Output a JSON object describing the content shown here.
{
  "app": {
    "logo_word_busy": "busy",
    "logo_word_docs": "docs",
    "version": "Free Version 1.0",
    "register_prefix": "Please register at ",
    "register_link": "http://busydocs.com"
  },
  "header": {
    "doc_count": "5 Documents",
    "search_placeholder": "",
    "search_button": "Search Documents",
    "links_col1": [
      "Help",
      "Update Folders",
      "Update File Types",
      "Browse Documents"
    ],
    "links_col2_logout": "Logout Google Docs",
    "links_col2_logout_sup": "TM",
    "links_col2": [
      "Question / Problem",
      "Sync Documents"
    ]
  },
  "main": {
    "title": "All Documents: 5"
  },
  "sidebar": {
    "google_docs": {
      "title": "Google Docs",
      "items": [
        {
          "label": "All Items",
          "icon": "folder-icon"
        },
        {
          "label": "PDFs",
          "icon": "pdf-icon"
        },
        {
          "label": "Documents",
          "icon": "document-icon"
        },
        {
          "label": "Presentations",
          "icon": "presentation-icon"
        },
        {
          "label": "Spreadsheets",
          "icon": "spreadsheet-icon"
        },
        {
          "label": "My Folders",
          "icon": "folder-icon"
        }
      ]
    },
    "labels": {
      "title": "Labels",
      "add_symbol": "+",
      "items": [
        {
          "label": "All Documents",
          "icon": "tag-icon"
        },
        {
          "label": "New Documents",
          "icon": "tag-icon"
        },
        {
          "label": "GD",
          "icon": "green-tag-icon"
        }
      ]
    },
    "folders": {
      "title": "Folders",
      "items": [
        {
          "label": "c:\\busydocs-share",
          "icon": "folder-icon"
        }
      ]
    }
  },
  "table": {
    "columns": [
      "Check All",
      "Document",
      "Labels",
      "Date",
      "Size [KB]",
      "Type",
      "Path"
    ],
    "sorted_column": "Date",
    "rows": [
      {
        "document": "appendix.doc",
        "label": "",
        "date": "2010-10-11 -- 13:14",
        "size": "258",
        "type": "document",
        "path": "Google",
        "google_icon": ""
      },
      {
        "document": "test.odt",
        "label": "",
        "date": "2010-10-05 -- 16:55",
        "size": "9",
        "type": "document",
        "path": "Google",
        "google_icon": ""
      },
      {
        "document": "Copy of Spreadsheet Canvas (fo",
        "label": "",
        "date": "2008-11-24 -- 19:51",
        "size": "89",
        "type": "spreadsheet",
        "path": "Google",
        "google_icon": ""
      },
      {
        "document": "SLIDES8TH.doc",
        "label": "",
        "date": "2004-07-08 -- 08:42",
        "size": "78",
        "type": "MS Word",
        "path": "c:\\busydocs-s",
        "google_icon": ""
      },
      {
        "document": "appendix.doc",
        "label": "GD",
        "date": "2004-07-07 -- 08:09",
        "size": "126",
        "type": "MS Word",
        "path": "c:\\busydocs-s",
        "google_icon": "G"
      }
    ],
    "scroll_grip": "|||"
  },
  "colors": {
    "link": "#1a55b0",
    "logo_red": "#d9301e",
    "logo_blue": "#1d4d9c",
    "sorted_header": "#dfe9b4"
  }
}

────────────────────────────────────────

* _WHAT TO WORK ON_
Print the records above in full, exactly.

* _FINAL ANSWER_
Output a JSON object describing the content shown here.
{
  "app": {
    "logo_word_busy": "busy",
    "logo_word_docs": "docs",
    "version": "Free Version 1.0",
    "register_prefix": "Please register at ",
    "register_link": "http://busydocs.com"
  },
  "header": {
    "doc_count": "5 Documents",
    "search_placeholder": "",
    "search_button": "Search Documents",
    "links_col1": [
      "Help",
      "Update Folders",
      "Update File Types",
      "Browse Documents"
    ],
    "links_col2_logout": "Logout Google Docs",
    "links_col2_logout_sup": "TM",
    "links_col2": [
      "Question / Problem",
      "Sync Documents"
    ]
  },
  "main": {
    "title": "All Documents: 5"
  },
  "sidebar": {
    "google_docs": {
      "title": "Google Docs",
      "items": [
        {
          "label": "All Items",
          "icon": "folder-icon"
        },
        {
          "label": "PDFs",
          "icon": "pdf-icon"
        },
        {
          "label": "Documents",
          "icon": "document-icon"
        },
        {
          "label": "Presentations",
          "icon": "presentation-icon"
        },
        {
          "label": "Spreadsheets",
          "icon": "spreadsheet-icon"
        },
        {
          "label": "My Folders",
          "icon": "folder-icon"
        }
      ]
    },
    "labels": {
      "title": "Labels",
      "add_symbol": "+",
      "items": [
        {
          "label": "All Documents",
          "icon": "tag-icon"
        },
        {
          "label": "New Documents",
          "icon": "tag-icon"
        },
        {
          "label": "GD",
          "icon": "green-tag-icon"
        }
      ]
    },
    "folders": {
      "title": "Folders",
      "items": [
        {
          "label": "c:\\busydocs-share",
          "icon": "folder-icon"
        }
      ]
    }
  },
  "table": {
    "columns": [
      "Check All",
      "Document",
      "Labels",
      "Date",
      "Size [KB]",
      "Type",
      "Path"
    ],
    "sorted_column": "Date",
    "rows": [
      {
        "document": "appendix.doc",
        "label": "",
        "date": "2010-10-11 -- 13:14",
        "size": "258",
        "type": "document",
        "path": "Google",
        "google_icon": ""
      },
      {
        "document": "test.odt",
        "label": "",
        "date": "2010-10-05 -- 16:55",
        "size": "9",
        "type": "document",
        "path": "Google",
        "google_icon": ""
      },
      {
        "document": "Copy of Spreadsheet Canvas (fo",
        "label": "",
        "date": "2008-11-24 -- 19:51",
        "size": "89",
        "type": "spreadsheet",
        "path": "Google",
        "google_icon": ""
      },
      {
        "document": "SLIDES8TH.doc",
        "label": "",
        "date": "2004-07-08 -- 08:42",
        "size": "78",
        "type": "MS Word",
        "path": "c:\\busydocs-s",
        "google_icon": ""
      },
      {
        "document": "appendix.doc",
        "label": "GD",
        "date": "2004-07-07 -- 08:09",
        "size": "126",
        "type": "MS Word",
        "path": "c:\\busydocs-s",
        "google_icon": "G"
      }
    ],
    "scroll_grip": "|||"
  },
  "colors": {
    "link": "#1a55b0",
    "logo_red": "#d9301e",
    "logo_blue": "#1d4d9c",
    "sorted_header": "#dfe9b4"
  }
}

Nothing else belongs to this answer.